Bobbi and her husband are the birth parents of 4 children ranging in age from 16 – 27 years, and recent kinship caregivers of an 8-year-old nephew. Bobbi is the Community Wellness Coordinator in the Director’s Office at the Fairfax County Department of Family Services. Bobbi is well versed in IEP goal setting, as she has experienced advocating for her children’s educational needs over the years. She has a plethora of skills and understanding in the areas of Trauma Informed Care, Domestic Violence, Homelessness and Housing services. Bobbi is on track to graduate with her master’s in public administration degree from George Mason University in December 2020.
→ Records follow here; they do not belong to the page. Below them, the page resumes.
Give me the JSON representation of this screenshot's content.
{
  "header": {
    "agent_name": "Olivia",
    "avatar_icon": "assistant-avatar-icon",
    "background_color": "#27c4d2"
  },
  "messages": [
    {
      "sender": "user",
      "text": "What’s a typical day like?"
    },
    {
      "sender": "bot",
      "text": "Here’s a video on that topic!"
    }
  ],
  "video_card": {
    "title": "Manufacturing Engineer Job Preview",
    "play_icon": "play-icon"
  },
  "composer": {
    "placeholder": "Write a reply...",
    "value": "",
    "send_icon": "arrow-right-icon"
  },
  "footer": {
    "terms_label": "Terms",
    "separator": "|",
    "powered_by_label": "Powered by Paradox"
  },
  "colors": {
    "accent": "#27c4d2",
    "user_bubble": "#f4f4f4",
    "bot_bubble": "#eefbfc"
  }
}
Carole W. Sebenick, Ph.D.
Carole is a mom of two children (now a teenager and young adult), who joined her family through international adoption. With them, she has navigated public, private and home school experiences. For more than 15 years, she has worked as a licensed clinical psychologist in private practice, with prior experience in university counseling and career centers, federal government, and nonprofit organizations. Carole has taught undergraduate and graduate courses in psychology, counseling, and higher education at several universities in the Washington, DC, area and in South Florida.
Mary Oborski, MSW, LCSW
Mary is an adoptive parent to two young boys. For the past eight years she has been at home raising her two children. Before children, Mary worked in the adoption field. She counseled birth parents, assisted adoptive parents with their adoptions, and facilitated reunions between adult adoptees and their birth parents. As a social worker, Mary also worked for the military teaching parenting skills to young service members and service members who had PTSD and brain injuries.
Kathleen is a birth parent of five, and a kinship care provider. She is a trained foster parent who has completed the pre-placement training requirements. Kathleen has experience parenting a teenager with special needs as a kinship caregiver. Professionally, Kathleen is a general education elementary school teacher in Manassas City Public Schools.
Sarah grew up in a family that fostered and adopted from the time she was five years old. Sarah is the birth and adoptive mother to seven children, from age 3-18. Sarah and her husband have fostered over a dozen children throughout the past 14 years. Sarah has extensive IEP experience due to her children’s learning, behavioral and cognitive disabilities. They have received special education through early intervention, as well as elementary, middle and high school services. Sarah leads support groups and plays an active role in assisting other foster and adoptive parents in her community. Sarah and her husband were named ‘Foster Parents of the Year’ in Loudoun County in 2018 and received the ‘Angels of Adoption’ congressional award in 2018.